Don Bunch has always had a taste for old planes as well as for old cars, and got his son Mike hooked on hot rods at an early age by taking him to local shows, and, as Mike puts it today, "raising me in a '32 Ford." Mike still remembers their father-and-son trip across the country to the L.A. Roadsters Show in Pomona, California, in the late '80s.

"I decided then and there that one day I would build my dream car-obviously a '32-and take it to that show."

"One day" began in 2005, when Mike talked to Mike Rutter, owner of Rutterz Rodz in Bristol, Tennessee, about building the hot rod that he'd been thinking about for so long. For Rutter, the project was a perfect fit for his taste and talent. He told us, "We wanted to build a correct-looking '32 Ford that would concentrate on the styling characteristics that the owner was looking for, incorporating some modern conveniences in a car with a look that would withstand time."

The finished car features all top-shelf components, starting with a Dearborn Deuce convertible body with added steel fenders mounted on a '32 frame from Alloway's Hot Rod Shop in Louisville, Tennessee. The mill is an out-of-the-box 383 small-block with three twos, polished and dressed up and rated at 425 horses. Paul Atkins in Cullman, Alabama, designed and fabricated the custom interior. Inside and out, it's got the edgy attitude of a traditional rod along with the artful elegance of a vintage classic.

Mike nicknamed the car Warhawk, after the Curtiss P-40 Warhawk, one of the toughest fighter planes of World War II, and the name choice pays tribute to his father's interest in aircraft. Clay Cook created some cool Warhawk medallions for the grille shell, seatback, and speedometer face. The state of Tennessee provided the appropriate plate.

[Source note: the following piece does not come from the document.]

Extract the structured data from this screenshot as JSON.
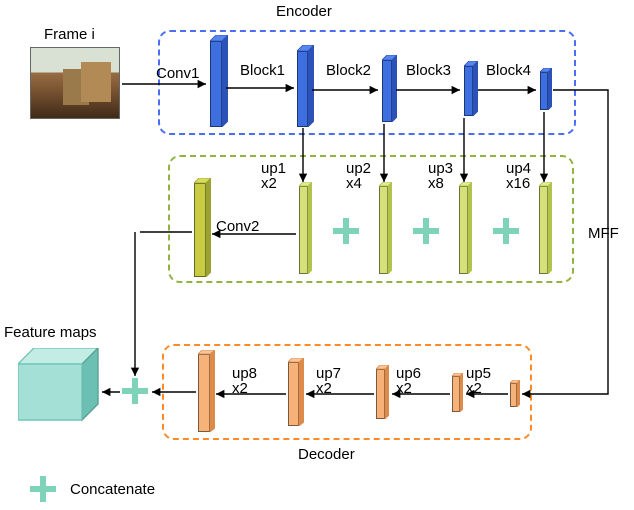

Warhawk was finished 11 days before the 2006 L.A. Roadsters Show, leaving Mike just enough time to get the car to Pomona to carry out the decision he had made almost 20 years earlier. A month later, it was a Rod & Custom Top 10 pick at Goodguys in Indy, and a Street Rod of the Year finalist in Columbus. These photos were shot in its home state, hours after it won the Nashville Nationals award for exactly what it is: One Fine Deuce